Task:
From the first line to the last, restate the material word for word, omitting pictures.

Records for this exercise:
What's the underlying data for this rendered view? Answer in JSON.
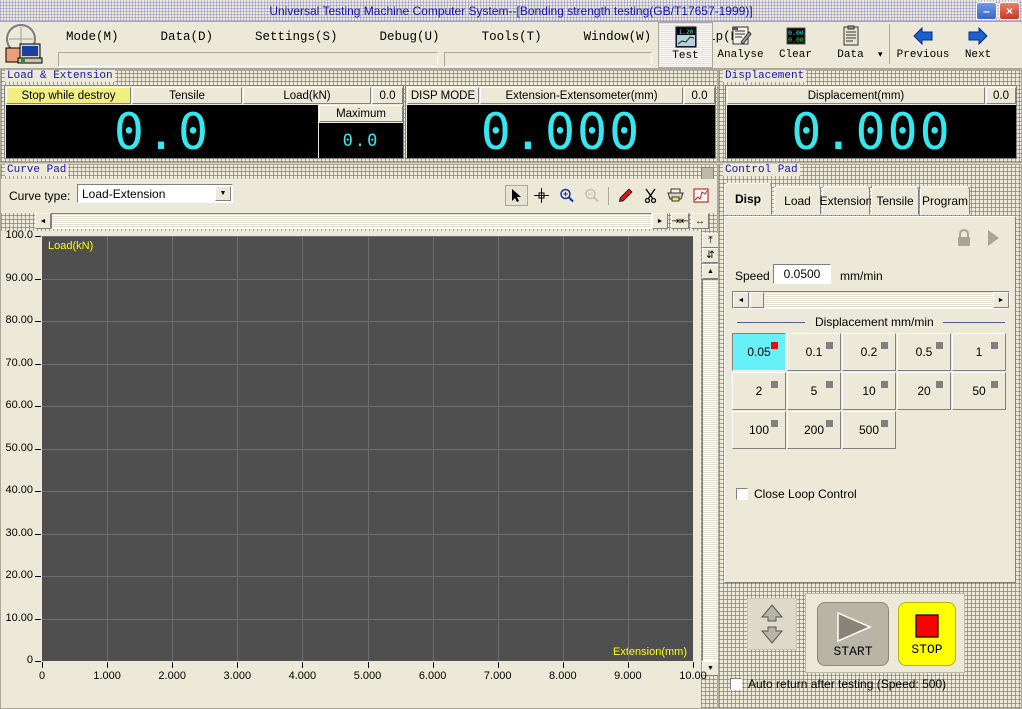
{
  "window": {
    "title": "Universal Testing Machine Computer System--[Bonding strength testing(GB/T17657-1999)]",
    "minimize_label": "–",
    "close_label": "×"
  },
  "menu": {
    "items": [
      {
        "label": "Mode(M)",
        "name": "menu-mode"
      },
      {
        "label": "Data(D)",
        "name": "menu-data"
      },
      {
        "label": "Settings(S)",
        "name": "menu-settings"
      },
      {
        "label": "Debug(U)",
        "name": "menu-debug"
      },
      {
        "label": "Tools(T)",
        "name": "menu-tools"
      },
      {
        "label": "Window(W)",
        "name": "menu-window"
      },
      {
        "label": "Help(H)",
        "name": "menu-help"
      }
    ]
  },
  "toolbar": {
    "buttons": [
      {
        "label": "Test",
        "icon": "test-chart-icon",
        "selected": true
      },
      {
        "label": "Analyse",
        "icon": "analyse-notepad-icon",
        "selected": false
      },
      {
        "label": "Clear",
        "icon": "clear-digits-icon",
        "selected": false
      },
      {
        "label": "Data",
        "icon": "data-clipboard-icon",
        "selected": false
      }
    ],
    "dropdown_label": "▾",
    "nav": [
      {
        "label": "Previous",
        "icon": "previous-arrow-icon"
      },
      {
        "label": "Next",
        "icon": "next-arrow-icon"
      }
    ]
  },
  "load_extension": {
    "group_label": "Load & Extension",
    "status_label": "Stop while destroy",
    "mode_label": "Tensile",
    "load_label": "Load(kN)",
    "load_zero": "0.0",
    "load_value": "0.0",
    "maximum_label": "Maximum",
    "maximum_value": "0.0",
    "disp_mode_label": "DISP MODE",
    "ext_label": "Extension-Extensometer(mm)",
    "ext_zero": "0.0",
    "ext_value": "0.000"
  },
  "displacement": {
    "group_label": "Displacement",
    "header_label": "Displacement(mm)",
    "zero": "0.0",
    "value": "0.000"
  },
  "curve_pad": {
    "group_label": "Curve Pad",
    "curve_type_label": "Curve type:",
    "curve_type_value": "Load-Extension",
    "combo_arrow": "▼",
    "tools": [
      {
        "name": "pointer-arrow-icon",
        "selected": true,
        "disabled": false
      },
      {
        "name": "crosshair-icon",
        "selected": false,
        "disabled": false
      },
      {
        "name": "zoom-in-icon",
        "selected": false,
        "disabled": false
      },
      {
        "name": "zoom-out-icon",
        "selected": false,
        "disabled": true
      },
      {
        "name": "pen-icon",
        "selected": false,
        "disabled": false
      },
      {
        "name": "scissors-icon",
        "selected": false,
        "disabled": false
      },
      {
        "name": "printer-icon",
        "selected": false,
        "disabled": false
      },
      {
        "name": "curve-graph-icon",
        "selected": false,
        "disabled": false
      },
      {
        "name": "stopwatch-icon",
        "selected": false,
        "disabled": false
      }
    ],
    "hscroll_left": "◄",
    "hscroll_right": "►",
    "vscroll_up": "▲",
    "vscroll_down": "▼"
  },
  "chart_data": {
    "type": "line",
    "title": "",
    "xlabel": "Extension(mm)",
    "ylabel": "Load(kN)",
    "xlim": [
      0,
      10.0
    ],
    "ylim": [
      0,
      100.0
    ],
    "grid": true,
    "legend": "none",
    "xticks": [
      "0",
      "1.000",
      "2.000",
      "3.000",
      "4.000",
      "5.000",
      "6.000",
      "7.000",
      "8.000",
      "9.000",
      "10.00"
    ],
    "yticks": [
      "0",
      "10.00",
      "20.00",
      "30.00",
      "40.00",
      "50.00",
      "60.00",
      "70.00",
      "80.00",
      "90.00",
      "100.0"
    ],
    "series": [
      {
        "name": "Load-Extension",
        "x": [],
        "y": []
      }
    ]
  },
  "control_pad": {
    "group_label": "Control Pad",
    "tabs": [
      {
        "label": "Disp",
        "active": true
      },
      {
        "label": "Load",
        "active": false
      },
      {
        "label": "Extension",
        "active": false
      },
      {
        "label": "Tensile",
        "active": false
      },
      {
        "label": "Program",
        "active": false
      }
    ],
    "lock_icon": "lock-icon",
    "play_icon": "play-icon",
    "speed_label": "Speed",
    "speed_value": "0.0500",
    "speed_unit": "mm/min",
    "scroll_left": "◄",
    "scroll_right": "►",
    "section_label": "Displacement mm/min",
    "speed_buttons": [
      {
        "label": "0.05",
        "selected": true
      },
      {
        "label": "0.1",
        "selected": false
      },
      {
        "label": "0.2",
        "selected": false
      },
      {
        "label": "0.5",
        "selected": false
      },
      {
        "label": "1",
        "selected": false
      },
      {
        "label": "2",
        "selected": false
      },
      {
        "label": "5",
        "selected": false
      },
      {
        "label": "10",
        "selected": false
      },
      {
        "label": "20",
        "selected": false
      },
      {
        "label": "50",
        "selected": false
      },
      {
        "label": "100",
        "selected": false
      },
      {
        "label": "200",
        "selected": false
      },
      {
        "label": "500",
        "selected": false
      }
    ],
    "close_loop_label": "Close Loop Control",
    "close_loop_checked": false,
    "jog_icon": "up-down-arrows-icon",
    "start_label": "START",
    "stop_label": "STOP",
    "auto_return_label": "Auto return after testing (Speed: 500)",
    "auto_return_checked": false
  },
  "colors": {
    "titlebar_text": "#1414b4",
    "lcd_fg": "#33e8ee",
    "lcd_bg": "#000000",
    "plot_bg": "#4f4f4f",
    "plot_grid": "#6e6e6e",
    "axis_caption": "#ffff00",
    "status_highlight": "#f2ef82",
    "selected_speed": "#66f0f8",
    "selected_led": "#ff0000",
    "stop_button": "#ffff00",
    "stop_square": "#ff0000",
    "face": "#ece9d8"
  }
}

Written response:
What's the underlying data for this rendered view? Answer in JSON.
{
  "window": {
    "title": "Universal Testing Machine Computer System--[Bonding strength testing(GB/T17657-1999)]",
    "minimize_label": "–",
    "close_label": "×"
  },
  "menu": {
    "items": [
      {
        "label": "Mode(M)",
        "name": "menu-mode"
      },
      {
        "label": "Data(D)",
        "name": "menu-data"
      },
      {
        "label": "Settings(S)",
        "name": "menu-settings"
      },
      {
        "label": "Debug(U)",
        "name": "menu-debug"
      },
      {
        "label": "Tools(T)",
        "name": "menu-tools"
      },
      {
        "label": "Window(W)",
        "name": "menu-window"
      },
      {
        "label": "Help(H)",
        "name": "menu-help"
      }
    ]
  },
  "toolbar": {
    "buttons": [
      {
        "label": "Test",
        "icon": "test-chart-icon",
        "selected": true
      },
      {
        "label": "Analyse",
        "icon": "analyse-notepad-icon",
        "selected": false
      },
      {
        "label": "Clear",
        "icon": "clear-digits-icon",
        "selected": false
      },
      {
        "label": "Data",
        "icon": "data-clipboard-icon",
        "selected": false
      }
    ],
    "dropdown_label": "▾",
    "nav": [
      {
        "label": "Previous",
        "icon": "previous-arrow-icon"
      },
      {
        "label": "Next",
        "icon": "next-arrow-icon"
      }
    ]
  },
  "load_extension": {
    "group_label": "Load & Extension",
    "status_label": "Stop while destroy",
    "mode_label": "Tensile",
    "load_label": "Load(kN)",
    "load_zero": "0.0",
    "load_value": "0.0",
    "maximum_label": "Maximum",
    "maximum_value": "0.0",
    "disp_mode_label": "DISP MODE",
    "ext_label": "Extension-Extensometer(mm)",
    "ext_zero": "0.0",
    "ext_value": "0.000"
  },
  "displacement": {
    "group_label": "Displacement",
    "header_label": "Displacement(mm)",
    "zero": "0.0",
    "value": "0.000"
  },
  "curve_pad": {
    "group_label": "Curve Pad",
    "curve_type_label": "Curve type:",
    "curve_type_value": "Load-Extension",
    "combo_arrow": "▼",
    "tools": [
      {
        "name": "pointer-arrow-icon",
        "selected": true,
        "disabled": false
      },
      {
        "name": "crosshair-icon",
        "selected": false,
        "disabled": false
      },
      {
        "name": "zoom-in-icon",
        "selected": false,
        "disabled": false
      },
      {
        "name": "zoom-out-icon",
        "selected": false,
        "disabled": true
      },
      {
        "name": "pen-icon",
        "selected": false,
        "disabled": false
      },
      {
        "name": "scissors-icon",
        "selected": false,
        "disabled": false
      },
      {
        "name": "printer-icon",
        "selected": false,
        "disabled": false
      },
      {
        "name": "curve-graph-icon",
        "selected": false,
        "disabled": false
      },
      {
        "name": "stopwatch-icon",
        "selected": false,
        "disabled": false
      }
    ],
    "hscroll_left": "◄",
    "hscroll_right": "►",
    "vscroll_up": "▲",
    "vscroll_down": "▼"
  },
  "chart_data": {
    "type": "line",
    "title": "",
    "xlabel": "Extension(mm)",
    "ylabel": "Load(kN)",
    "xlim": [
      0,
      10.0
    ],
    "ylim": [
      0,
      100.0
    ],
    "grid": true,
    "legend": "none",
    "xticks": [
      "0",
      "1.000",
      "2.000",
      "3.000",
      "4.000",
      "5.000",
      "6.000",
      "7.000",
      "8.000",
      "9.000",
      "10.00"
    ],
    "yticks": [
      "0",
      "10.00",
      "20.00",
      "30.00",
      "40.00",
      "50.00",
      "60.00",
      "70.00",
      "80.00",
      "90.00",
      "100.0"
    ],
    "series": [
      {
        "name": "Load-Extension",
        "x": [],
        "y": []
      }
    ]
  },
  "control_pad": {
    "group_label": "Control Pad",
    "tabs": [
      {
        "label": "Disp",
        "active": true
      },
      {
        "label": "Load",
        "active": false
      },
      {
        "label": "Extension",
        "active": false
      },
      {
        "label": "Tensile",
        "active": false
      },
      {
        "label": "Program",
        "active": false
      }
    ],
    "lock_icon": "lock-icon",
    "play_icon": "play-icon",
    "speed_label": "Speed",
    "speed_value": "0.0500",
    "speed_unit": "mm/min",
    "scroll_left": "◄",
    "scroll_right": "►",
    "section_label": "Displacement mm/min",
    "speed_buttons": [
      {
        "label": "0.05",
        "selected": true
      },
      {
        "label": "0.1",
        "selected": false
      },
      {
        "label": "0.2",
        "selected": false
      },
      {
        "label": "0.5",
        "selected": false
      },
      {
        "label": "1",
        "selected": false
      },
      {
        "label": "2",
        "selected": false
      },
      {
        "label": "5",
        "selected": false
      },
      {
        "label": "10",
        "selected": false
      },
      {
        "label": "20",
        "selected": false
      },
      {
        "label": "50",
        "selected": false
      },
      {
        "label": "100",
        "selected": false
      },
      {
        "label": "200",
        "selected": false
      },
      {
        "label": "500",
        "selected": false
      }
    ],
    "close_loop_label": "Close Loop Control",
    "close_loop_checked": false,
    "jog_icon": "up-down-arrows-icon",
    "start_label": "START",
    "stop_label": "STOP",
    "auto_return_label": "Auto return after testing (Speed: 500)",
    "auto_return_checked": false
  },
  "colors": {
    "titlebar_text": "#1414b4",
    "lcd_fg": "#33e8ee",
    "lcd_bg": "#000000",
    "plot_bg": "#4f4f4f",
    "plot_grid": "#6e6e6e",
    "axis_caption": "#ffff00",
    "status_highlight": "#f2ef82",
    "selected_speed": "#66f0f8",
    "selected_led": "#ff0000",
    "stop_button": "#ffff00",
    "stop_square": "#ff0000",
    "face": "#ece9d8"
  }
}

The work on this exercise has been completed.